His brother was there as well that day, and we did need Ricky D to make an almost full team. What were we to do? Although we were only a neighborhood ragtag team, we had a rule for fair play. If you showed up, you played.
We let Ricky D play, though it was obvious he was afraid of the ball. He couldn't hit or field. We put him in the outfield where he would do the least damage. That's what we thought.
Danny Z from the Terrace team came up. I held my breath, praying he'd strike or foul out, but he was a slugger. "Oh, man, this could be bad," I thought. I don't remember what inning it was, how many runners were on base or what the score was. What I do remember was something amazing.
Danny Z, of course, sent the ball to the outfield with a crack of the bat. It was a slow, lofty kind of arc, and we were all yelling for Ricky D to run, run, run. "Get under the ball!"
Ricky D cowered under the incoming ball with his gloved hand over his head to protect it. It looked like he had closed his eyes as well, when the ball plopped into the pocket of his glove. He caught the ball just like that!
You should have heard Danny Z cursing up a storm and seen him stomping his feet, sending clouds of dust floating upward, causing him to cough and sputter more cuss words. We all laughed so hard that our sides ached and Ricky D's brother fell over.
We never saw anything like that again at our field, and Ricky D didn't come back, even though he was the hero for a moment in time. Good for Ricky D for ending his career on a high note.
Some days we'd ride our bikes home, and half the team would stop at my house. Coming into the house through the basement we'd find the downstairs refrigerator filled with pitchers of Kool Aid and a freezer full of Popsicles.
The Pirates were having an exceptional season. It was an electrifying time. Each game had drama, its main characters and thrilling stories.
With Popsicles in hand, we'd sit and listen to the animated voice of the Pirates, Bob Prince, call the play-by-play drama, while watching the Pirates make a little magic of their own in becoming the 1960 World Series champs.

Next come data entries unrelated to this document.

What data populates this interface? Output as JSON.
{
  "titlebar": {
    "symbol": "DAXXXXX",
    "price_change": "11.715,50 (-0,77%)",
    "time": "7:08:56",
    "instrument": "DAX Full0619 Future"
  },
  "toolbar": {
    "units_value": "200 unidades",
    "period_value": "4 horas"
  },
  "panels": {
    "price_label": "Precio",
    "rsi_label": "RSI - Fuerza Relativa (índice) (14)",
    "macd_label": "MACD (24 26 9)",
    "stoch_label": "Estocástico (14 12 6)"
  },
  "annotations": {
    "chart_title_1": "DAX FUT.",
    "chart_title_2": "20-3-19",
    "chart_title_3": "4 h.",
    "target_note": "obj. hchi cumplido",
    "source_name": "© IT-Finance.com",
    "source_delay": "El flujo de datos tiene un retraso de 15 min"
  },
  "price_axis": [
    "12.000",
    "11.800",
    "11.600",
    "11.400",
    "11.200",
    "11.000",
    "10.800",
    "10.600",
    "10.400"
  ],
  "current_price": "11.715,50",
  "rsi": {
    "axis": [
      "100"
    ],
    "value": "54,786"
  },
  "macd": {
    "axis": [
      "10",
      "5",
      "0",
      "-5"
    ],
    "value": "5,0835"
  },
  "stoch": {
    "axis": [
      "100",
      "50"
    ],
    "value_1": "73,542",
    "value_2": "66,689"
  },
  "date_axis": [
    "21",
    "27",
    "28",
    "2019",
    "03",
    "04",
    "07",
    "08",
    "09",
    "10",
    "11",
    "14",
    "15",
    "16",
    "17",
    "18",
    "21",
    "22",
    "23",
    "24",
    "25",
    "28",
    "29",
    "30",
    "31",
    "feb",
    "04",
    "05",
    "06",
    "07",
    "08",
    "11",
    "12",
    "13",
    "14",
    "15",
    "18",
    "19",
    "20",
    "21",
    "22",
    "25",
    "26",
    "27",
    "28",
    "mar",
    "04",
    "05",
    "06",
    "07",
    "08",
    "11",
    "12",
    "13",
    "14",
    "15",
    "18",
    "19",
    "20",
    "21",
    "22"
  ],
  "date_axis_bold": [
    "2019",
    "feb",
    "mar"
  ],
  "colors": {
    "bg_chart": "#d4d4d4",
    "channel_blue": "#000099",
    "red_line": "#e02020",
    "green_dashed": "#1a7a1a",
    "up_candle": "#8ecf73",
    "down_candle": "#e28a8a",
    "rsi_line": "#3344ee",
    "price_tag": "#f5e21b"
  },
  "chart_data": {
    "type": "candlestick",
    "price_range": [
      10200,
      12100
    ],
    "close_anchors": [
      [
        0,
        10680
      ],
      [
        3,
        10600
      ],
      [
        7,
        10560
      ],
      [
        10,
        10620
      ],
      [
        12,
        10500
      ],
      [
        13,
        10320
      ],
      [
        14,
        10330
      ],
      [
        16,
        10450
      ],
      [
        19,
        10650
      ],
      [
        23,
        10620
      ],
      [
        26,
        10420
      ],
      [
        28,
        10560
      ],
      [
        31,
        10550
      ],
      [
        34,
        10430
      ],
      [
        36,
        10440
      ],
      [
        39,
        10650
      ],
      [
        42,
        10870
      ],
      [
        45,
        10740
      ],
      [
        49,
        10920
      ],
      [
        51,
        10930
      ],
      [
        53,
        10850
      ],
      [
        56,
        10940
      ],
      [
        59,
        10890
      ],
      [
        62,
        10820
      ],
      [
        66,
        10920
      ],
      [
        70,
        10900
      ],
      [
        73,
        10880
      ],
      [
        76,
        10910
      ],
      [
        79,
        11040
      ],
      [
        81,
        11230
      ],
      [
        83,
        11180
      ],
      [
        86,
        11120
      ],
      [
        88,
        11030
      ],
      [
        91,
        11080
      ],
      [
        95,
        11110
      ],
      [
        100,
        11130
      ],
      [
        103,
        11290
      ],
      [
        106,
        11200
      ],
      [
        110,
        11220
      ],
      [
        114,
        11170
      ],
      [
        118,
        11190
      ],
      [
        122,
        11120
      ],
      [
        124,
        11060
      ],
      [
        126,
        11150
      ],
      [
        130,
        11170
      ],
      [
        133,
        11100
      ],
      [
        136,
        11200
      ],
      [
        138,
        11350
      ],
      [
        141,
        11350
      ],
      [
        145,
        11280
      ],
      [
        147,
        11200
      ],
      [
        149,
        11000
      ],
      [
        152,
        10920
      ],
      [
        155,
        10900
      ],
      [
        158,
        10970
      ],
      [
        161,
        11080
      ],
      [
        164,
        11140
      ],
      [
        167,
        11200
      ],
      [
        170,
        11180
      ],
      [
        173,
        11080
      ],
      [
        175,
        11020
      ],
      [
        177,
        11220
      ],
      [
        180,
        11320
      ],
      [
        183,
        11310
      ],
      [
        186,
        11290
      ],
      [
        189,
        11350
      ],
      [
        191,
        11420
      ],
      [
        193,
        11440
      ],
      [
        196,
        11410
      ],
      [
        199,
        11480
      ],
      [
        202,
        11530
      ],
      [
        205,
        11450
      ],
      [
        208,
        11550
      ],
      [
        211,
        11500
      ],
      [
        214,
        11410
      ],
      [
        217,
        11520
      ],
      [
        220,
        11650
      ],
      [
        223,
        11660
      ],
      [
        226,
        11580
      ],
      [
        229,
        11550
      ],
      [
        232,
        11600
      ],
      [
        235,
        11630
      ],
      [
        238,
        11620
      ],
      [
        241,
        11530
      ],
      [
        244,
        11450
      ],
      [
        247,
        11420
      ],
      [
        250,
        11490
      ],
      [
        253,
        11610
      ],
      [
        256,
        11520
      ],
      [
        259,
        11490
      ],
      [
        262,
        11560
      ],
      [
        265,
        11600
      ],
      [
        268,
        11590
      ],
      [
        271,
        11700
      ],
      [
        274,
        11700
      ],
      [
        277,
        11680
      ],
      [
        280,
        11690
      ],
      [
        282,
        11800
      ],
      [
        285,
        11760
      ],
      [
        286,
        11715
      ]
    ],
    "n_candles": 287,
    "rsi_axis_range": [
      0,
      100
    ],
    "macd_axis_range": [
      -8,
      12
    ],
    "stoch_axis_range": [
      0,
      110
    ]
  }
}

That was the magic of 1960 and the baseball I remember, whether played at Forbes Field or on our dirt diamond on the south side of Butler.
First Published September 7, 2012 12:00 am